                (array)->array.length(),
                (array,index)->array.getAndIncrement(index),
                array-> System.out.println(array)
        );

result:

[10000, 10000, 10000, 10000, 10000, 10000, 10000, 10000, 10000, 10000]

Field updater atomicintegerfield Updater

This updater can make safe operation on the properties of the class

package com.Thread;

import java.util.concurrent.atomic.AtomicIntegerFieldUpdater;

public class TestFieldUpdater {

    private volatile int field ;

    public static void main(String[] args) {
    AtomicIntegerFieldUpdater fieldUpdater
    = AtomicIntegerFieldUpdater.newUpdater(TestFieldUpdater.class,"field") ;

    TestFieldUpdater updater = new TestFieldUpdater();
    fieldUpdater.compareAndSet(updater,0,10);

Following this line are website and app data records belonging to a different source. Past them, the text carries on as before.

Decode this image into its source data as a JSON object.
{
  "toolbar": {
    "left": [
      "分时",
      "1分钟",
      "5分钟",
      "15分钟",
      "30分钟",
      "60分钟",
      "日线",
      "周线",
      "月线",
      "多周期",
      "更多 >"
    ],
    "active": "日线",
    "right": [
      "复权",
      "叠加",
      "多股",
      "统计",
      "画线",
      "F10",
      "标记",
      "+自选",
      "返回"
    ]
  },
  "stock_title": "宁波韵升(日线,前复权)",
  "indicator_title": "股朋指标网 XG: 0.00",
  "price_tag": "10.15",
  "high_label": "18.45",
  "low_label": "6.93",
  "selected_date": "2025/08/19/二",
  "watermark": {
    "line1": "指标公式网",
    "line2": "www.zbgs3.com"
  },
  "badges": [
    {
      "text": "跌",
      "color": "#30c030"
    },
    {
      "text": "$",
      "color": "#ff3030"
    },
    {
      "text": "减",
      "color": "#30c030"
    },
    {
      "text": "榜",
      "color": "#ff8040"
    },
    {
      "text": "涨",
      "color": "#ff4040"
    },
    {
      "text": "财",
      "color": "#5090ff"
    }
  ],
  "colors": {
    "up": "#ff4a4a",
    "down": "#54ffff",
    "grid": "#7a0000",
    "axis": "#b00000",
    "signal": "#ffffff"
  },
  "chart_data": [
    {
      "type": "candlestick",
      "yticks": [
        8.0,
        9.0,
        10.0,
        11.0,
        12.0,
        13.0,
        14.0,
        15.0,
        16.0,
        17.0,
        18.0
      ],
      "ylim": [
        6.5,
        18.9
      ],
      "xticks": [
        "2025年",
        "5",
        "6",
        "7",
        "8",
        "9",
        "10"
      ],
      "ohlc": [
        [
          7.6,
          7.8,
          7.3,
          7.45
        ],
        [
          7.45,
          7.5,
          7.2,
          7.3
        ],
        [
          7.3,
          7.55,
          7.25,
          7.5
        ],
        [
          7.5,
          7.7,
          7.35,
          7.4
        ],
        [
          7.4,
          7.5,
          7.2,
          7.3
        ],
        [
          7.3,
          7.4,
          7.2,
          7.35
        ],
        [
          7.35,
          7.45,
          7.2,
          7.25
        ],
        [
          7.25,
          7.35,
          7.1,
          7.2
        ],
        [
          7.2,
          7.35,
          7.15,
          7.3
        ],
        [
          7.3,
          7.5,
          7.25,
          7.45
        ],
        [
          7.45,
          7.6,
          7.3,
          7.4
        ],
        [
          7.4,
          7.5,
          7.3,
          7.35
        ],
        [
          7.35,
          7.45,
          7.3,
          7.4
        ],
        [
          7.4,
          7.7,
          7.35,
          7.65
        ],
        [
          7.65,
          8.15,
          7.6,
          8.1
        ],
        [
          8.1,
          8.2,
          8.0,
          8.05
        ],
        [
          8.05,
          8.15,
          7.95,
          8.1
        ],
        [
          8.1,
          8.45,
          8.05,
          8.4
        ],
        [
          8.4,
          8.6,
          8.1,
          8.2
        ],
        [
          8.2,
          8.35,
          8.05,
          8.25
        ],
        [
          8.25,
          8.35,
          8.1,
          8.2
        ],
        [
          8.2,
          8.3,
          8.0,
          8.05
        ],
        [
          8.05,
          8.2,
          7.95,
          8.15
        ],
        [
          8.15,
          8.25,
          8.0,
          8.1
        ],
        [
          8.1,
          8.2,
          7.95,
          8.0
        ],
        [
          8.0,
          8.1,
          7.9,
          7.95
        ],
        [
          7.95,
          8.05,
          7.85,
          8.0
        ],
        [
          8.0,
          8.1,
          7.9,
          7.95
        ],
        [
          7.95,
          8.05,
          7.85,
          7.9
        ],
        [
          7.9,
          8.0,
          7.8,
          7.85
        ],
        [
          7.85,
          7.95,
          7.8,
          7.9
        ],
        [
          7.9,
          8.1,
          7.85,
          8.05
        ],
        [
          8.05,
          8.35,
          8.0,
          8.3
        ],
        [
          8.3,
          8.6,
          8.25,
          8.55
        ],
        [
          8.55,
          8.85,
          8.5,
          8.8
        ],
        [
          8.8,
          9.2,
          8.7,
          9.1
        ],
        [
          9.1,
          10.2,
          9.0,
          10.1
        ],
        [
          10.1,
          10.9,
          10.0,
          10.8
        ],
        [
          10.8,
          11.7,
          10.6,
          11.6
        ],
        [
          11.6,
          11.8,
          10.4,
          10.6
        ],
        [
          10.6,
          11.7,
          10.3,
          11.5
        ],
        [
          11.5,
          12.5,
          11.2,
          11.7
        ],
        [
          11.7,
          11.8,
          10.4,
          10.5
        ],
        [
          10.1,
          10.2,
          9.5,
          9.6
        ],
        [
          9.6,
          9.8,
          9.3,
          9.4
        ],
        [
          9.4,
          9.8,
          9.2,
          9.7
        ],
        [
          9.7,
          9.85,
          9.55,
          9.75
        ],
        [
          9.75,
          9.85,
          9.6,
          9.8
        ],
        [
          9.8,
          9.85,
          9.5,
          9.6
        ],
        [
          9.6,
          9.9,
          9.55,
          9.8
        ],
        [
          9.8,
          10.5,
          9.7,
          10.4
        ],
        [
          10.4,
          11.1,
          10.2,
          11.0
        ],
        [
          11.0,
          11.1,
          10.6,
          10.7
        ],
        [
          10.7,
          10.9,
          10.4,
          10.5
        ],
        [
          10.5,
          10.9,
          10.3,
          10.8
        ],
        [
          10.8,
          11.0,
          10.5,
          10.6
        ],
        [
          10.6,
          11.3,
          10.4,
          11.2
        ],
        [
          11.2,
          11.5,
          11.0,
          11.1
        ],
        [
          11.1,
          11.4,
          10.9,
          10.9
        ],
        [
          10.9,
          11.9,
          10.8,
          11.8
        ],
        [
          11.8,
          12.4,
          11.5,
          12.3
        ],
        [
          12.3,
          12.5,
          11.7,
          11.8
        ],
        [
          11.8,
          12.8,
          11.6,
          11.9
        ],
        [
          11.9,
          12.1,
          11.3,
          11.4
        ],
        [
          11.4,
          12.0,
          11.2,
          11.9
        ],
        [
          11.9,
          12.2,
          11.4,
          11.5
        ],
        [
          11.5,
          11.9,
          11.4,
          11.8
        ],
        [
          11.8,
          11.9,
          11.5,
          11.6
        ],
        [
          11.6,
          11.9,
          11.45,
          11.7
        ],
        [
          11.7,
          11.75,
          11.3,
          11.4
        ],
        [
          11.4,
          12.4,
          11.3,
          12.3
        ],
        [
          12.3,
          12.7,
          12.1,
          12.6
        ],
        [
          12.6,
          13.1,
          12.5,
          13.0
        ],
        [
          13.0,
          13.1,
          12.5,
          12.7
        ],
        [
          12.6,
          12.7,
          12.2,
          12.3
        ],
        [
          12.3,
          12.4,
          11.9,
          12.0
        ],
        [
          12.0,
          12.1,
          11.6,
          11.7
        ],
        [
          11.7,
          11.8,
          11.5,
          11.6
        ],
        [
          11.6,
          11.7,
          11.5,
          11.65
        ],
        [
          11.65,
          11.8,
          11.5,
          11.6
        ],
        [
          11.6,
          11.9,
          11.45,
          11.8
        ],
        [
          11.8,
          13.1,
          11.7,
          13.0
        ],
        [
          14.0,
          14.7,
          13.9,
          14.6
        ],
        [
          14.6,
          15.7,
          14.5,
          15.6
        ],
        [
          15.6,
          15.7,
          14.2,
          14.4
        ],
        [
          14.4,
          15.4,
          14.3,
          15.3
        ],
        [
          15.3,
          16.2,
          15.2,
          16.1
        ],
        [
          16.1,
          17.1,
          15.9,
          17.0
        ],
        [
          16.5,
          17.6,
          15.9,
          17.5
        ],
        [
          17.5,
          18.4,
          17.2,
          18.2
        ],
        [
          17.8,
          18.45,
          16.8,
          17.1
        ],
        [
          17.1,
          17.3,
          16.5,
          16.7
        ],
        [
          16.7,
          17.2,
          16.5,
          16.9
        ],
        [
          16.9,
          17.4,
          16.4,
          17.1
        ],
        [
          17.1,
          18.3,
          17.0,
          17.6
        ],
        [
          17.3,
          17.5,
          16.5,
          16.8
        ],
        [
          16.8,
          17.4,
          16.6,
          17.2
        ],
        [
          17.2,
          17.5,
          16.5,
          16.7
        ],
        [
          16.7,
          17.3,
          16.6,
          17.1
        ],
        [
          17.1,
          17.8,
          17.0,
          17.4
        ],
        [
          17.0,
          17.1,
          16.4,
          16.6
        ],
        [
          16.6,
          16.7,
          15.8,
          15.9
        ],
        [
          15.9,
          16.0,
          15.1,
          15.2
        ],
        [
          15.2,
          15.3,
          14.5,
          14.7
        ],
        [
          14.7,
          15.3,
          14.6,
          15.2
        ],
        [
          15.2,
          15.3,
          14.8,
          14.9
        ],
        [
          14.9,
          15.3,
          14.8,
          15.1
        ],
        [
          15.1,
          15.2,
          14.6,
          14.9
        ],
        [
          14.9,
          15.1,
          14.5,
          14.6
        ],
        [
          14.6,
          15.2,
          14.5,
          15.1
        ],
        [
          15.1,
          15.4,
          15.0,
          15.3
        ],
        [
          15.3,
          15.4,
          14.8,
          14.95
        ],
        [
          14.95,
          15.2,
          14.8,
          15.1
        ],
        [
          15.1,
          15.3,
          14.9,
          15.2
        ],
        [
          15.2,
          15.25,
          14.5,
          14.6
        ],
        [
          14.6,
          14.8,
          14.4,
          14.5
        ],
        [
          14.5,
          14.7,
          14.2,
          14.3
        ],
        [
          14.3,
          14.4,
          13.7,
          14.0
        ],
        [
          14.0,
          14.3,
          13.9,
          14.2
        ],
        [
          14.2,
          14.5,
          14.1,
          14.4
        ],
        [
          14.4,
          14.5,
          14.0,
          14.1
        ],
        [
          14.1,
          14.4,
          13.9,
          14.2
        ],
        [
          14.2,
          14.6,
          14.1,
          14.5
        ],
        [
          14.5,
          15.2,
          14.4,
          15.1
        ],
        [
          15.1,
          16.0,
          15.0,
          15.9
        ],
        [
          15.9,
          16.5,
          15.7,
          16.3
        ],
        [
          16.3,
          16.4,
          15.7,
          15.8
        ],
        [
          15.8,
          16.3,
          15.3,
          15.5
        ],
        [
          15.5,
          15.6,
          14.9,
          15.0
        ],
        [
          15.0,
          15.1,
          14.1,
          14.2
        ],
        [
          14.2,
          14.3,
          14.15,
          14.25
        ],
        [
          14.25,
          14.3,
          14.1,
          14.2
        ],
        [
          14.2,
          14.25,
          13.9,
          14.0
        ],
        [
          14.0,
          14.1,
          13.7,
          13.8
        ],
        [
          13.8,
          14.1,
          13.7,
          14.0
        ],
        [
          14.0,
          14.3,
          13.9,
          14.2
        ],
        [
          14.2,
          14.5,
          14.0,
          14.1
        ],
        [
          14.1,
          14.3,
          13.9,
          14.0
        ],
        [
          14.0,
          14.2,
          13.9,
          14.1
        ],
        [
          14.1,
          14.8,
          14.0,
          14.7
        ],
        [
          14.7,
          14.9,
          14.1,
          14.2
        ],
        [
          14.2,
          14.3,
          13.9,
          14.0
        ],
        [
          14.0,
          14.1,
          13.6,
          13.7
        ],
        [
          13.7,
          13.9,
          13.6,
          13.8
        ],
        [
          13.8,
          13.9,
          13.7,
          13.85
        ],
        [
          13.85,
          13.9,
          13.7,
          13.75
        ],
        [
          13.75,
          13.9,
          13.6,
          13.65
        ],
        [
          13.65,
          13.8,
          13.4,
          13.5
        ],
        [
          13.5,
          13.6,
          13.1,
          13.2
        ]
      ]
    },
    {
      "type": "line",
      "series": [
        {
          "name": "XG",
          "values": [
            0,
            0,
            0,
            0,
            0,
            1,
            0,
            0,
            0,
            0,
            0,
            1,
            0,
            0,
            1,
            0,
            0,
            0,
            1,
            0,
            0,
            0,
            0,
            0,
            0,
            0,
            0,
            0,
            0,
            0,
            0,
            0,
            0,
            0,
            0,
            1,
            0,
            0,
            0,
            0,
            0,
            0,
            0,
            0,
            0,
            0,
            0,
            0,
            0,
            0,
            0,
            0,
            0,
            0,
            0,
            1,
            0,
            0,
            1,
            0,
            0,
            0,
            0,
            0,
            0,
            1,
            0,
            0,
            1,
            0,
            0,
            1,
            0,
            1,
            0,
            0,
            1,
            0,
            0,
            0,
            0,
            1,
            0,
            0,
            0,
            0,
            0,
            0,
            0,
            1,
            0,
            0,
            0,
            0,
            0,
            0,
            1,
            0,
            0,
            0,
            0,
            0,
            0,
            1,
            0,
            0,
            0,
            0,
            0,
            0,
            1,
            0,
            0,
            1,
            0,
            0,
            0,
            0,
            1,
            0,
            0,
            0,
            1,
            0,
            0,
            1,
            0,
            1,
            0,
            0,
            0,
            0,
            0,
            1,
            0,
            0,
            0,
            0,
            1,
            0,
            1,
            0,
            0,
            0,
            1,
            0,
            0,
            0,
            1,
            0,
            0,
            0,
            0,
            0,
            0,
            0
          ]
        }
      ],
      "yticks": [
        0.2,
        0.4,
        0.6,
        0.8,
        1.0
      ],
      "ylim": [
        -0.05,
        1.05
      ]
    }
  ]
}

        // Modified successfully field = 10
        System.out.println(updater.field);
        // Modified successfully field = 20
        fieldUpdater.compareAndSet(updater,10,20);
        System.out.println(updater.field);
        // Modified successfully field = 20
        fieldUpdater.compareAndSet(updater,10,30);
        System.out.println(updater.field);

    }
}

Atomic class common operations

package com.Thread;

import java.util.concurrent.atomic.AtomicInteger;
import java.util.concurrent.atomic.AtomicMarkableReference;

public class TestAutomic {

    public static void main(String[] args) {

        AtomicInteger i = new AtomicInteger(0) ;

        // Get and auto increment (i = 0, result i = 1, return 0), similar to i++
        System.out.println(i.getAndIncrement());
        // Auto increment and get (i = 1, result i = 2, return 2), similar to + + i
        System.out.println(i.incrementAndGet());

        /* Get and update (i = 0, p is the current value of i, result i = -2, return 0)
         The operation in the function can guarantee the atom, but the function needs no side effect*/
        System.out.println(i.getAndUpdate(p->p+2));

        /* Update and get (i = -2, p is the current value of i, result i = 0, return 0)
         The operation in the function can guarantee the atom, but the function needs no side effect*/
        System.out.println(i.updateAndGet(p -> p + 2));

        /*Get and calculate / calculate and get*/
        //p = i ; x = 10 ;
        System.out.println(i.getAndAccumulate(10, (p, x) -> p + x));
        //p = i ; x = 10 ;
        System.out.println(i.accumulateAndGet(10, (p, x) -> p + x));
    }
}

Tags: Java Programming

Posted on Fri, 19 Jun 2020 05:40:06 -0400 by blmg911